  2. Compare and contrast two characters from the play "An Inspector Calls". Explain how Priestly ...

    Miss Birling was involved in Eva Smiths death as she refused her a claim as Eva Smith found she was pregnant and applied for help to a charity. The head of the charity (Mrs Birling) refused her help because she didn't believe her as she lied about her name and then used Birling as her name as well.

  1. The Inspector Says "We're all responsible for each other". Mr Birling Says "A man ...

    The inspector's remarkable knowledge of Eva and techniques in putting the characters under pressure - making them shatter under the spotlight, make him and his reason for being there inhuman. This character is almost perfect. His grand conclusion - "each one of you helped kill this girl" is very dramatic.

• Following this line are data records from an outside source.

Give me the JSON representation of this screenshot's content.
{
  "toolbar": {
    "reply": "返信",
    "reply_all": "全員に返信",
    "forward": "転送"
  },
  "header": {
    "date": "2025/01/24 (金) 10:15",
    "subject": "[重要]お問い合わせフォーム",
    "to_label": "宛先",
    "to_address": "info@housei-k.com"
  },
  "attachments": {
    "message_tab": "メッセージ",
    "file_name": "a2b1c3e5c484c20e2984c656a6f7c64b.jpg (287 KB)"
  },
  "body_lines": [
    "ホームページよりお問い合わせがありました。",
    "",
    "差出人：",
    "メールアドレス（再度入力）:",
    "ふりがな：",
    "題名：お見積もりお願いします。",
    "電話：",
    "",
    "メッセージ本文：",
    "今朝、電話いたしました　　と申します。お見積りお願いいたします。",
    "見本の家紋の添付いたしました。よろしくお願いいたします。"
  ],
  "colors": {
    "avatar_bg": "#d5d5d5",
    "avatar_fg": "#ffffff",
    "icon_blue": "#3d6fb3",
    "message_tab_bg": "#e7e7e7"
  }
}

  2. How does J.B Priestly explore the issues of social responsibility on 'An Inspector Calls'?

    These props and stage settings show us a lot about the Birling household and the environment that the inspector is about to walk into. At the beginning of the play, the Birlings are celebrating the engagement of their daughter Sheila to Gerald Croft the heir to a successful and wealthy business.

  1. Priestley uses a 'Whodunit' genre to explore social problems. How does he do this ...

    that nonsense...a man has to look after himself and mind his own business". At this point Inspector Goole is at the Birling's front door; Priestley introduces the character through the use of a very significant chime of the doorbell. The chime is sharp, sudden and interrupts Birling at that particular moment in his speech.

  2. How does Priestly portray Mr Birling in Act 1?

    set; work was possibly more important than man?s children especially as he has worked from lower class to the upper class he is in now. After reading act one, we know that Mr Birling announces many speeches, much to the rest of the families dismay however, Mr Birling is described

  • Over 160,000 pieces
    of student written work
  • Annotated by
    experienced teachers
  • Ideas and feedback to
    improve your own work